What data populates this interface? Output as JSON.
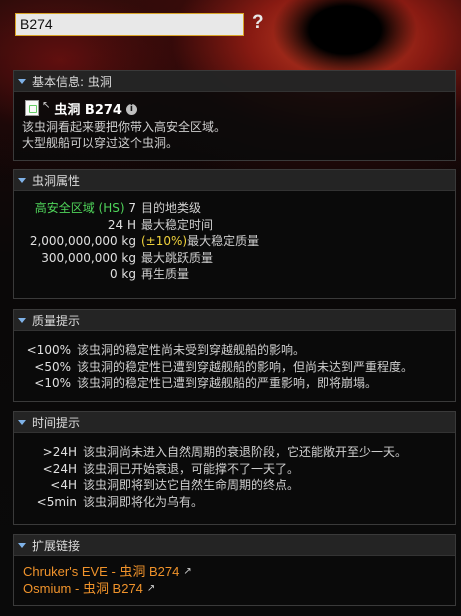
{
  "search": {
    "value": "B274",
    "help": "?"
  },
  "info": {
    "header": "基本信息: 虫洞",
    "ext_arrow": "↖",
    "name": "虫洞 B274",
    "info_icon": "i",
    "lines": [
      "该虫洞看起来要把你带入高安全区域。",
      "大型舰船可以穿过这个虫洞。"
    ]
  },
  "attributes": {
    "header": "虫洞属性",
    "rows": [
      {
        "key": "高安全区域 (HS) 7",
        "value": "目的地类级"
      },
      {
        "key": "24 H",
        "value": "最大稳定时间"
      },
      {
        "key": "2,000,000,000 kg",
        "tolerance": "(±10%)",
        "value": "最大稳定质量"
      },
      {
        "key": "300,000,000 kg",
        "value": "最大跳跃质量"
      },
      {
        "key": "0 kg",
        "value": "再生质量"
      }
    ],
    "destination_green": "高安全区域 (HS)",
    "destination_class": "7"
  },
  "mass_tips": {
    "header": "质量提示",
    "rows": [
      {
        "key": "<100%",
        "value": "该虫洞的稳定性尚未受到穿越舰船的影响。"
      },
      {
        "key": "<50%",
        "value": "该虫洞的稳定性已遭到穿越舰船的影响，但尚未达到严重程度。"
      },
      {
        "key": "<10%",
        "value": "该虫洞的稳定性已遭到穿越舰船的严重影响，即将崩塌。"
      }
    ]
  },
  "time_tips": {
    "header": "时间提示",
    "rows": [
      {
        "key": ">24H",
        "value": "该虫洞尚未进入自然周期的衰退阶段，它还能敞开至少一天。"
      },
      {
        "key": "<24H",
        "value": "该虫洞已开始衰退，可能撑不了一天了。"
      },
      {
        "key": "<4H",
        "value": "该虫洞即将到达它自然生命周期的终点。"
      },
      {
        "key": "<5min",
        "value": "该虫洞即将化为乌有。"
      }
    ]
  },
  "links": {
    "header": "扩展链接",
    "items": [
      {
        "label": "Chruker's EVE - 虫洞 B274",
        "arrow": "↗"
      },
      {
        "label": "Osmium - 虫洞 B274",
        "arrow": "↗"
      }
    ]
  },
  "colors": {
    "accent": "#7fb2e8",
    "high_sec": "#4fd45a",
    "tolerance": "#f0d23c",
    "link": "#f0932b",
    "search_border": "#d9a528"
  }
}
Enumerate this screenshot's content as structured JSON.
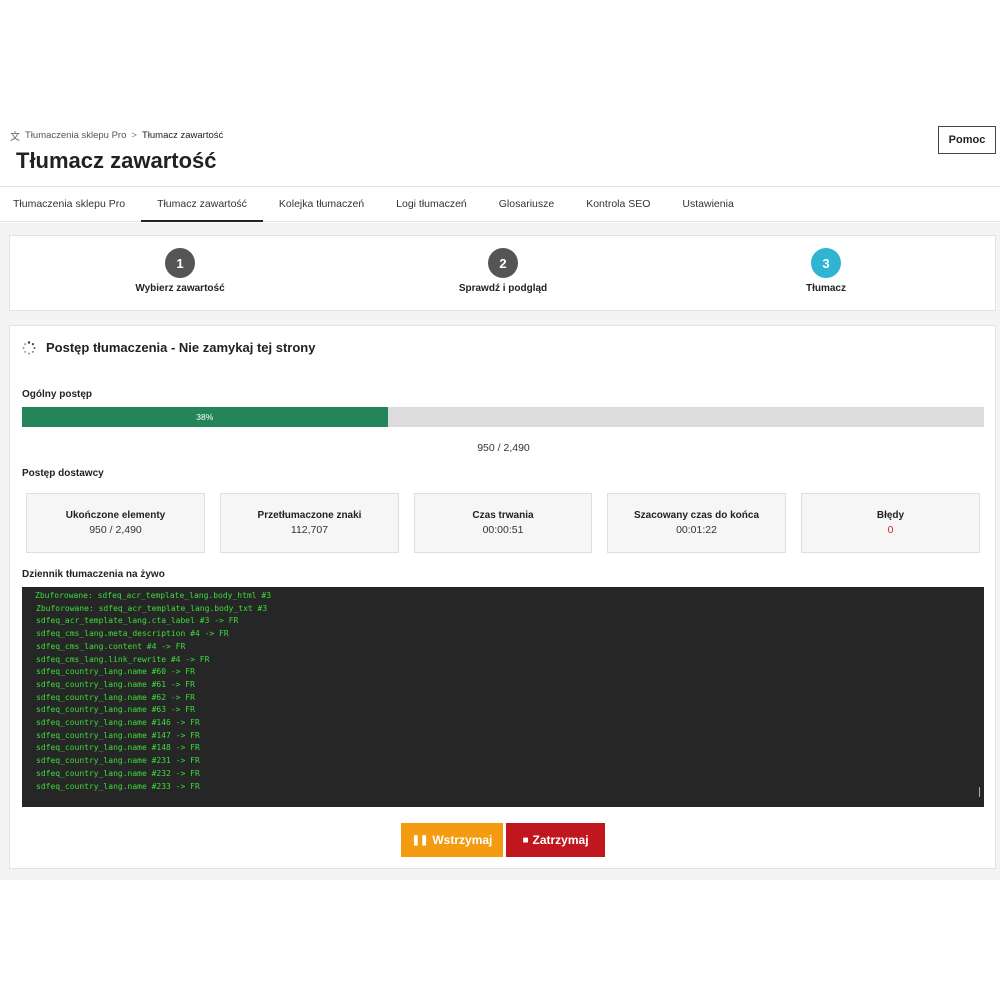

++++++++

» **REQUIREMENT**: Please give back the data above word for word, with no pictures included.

» **OUTPUT OF THE TASK**:
What data populates this interface? Output as JSON.
{
  "search": {
    "value": "B274",
    "help": "?"
  },
  "info": {
    "header": "基本信息: 虫洞",
    "ext_arrow": "↖",
    "name": "虫洞 B274",
    "info_icon": "i",
    "lines": [
      "该虫洞看起来要把你带入高安全区域。",
      "大型舰船可以穿过这个虫洞。"
    ]
  },
  "attributes": {
    "header": "虫洞属性",
    "rows": [
      {
        "key": "高安全区域 (HS) 7",
        "value": "目的地类级"
      },
      {
        "key": "24 H",
        "value": "最大稳定时间"
      },
      {
        "key": "2,000,000,000 kg",
        "tolerance": "(±10%)",
        "value": "最大稳定质量"
      },
      {
        "key": "300,000,000 kg",
        "value": "最大跳跃质量"
      },
      {
        "key": "0 kg",
        "value": "再生质量"
      }
    ],
    "destination_green": "高安全区域 (HS)",
    "destination_class": "7"
  },
  "mass_tips": {
    "header": "质量提示",
    "rows": [
      {
        "key": "<100%",
        "value": "该虫洞的稳定性尚未受到穿越舰船的影响。"
      },
      {
        "key": "<50%",
        "value": "该虫洞的稳定性已遭到穿越舰船的影响，但尚未达到严重程度。"
      },
      {
        "key": "<10%",
        "value": "该虫洞的稳定性已遭到穿越舰船的严重影响，即将崩塌。"
      }
    ]
  },
  "time_tips": {
    "header": "时间提示",
    "rows": [
      {
        "key": ">24H",
        "value": "该虫洞尚未进入自然周期的衰退阶段，它还能敞开至少一天。"
      },
      {
        "key": "<24H",
        "value": "该虫洞已开始衰退，可能撑不了一天了。"
      },
      {
        "key": "<4H",
        "value": "该虫洞即将到达它自然生命周期的终点。"
      },
      {
        "key": "<5min",
        "value": "该虫洞即将化为乌有。"
      }
    ]
  },
  "links": {
    "header": "扩展链接",
    "items": [
      {
        "label": "Chruker's EVE - 虫洞 B274",
        "arrow": "↗"
      },
      {
        "label": "Osmium - 虫洞 B274",
        "arrow": "↗"
      }
    ]
  },
  "colors": {
    "accent": "#7fb2e8",
    "high_sec": "#4fd45a",
    "tolerance": "#f0d23c",
    "link": "#f0932b",
    "search_border": "#d9a528"
  }
}
Enumerate this screenshot's content as structured JSON.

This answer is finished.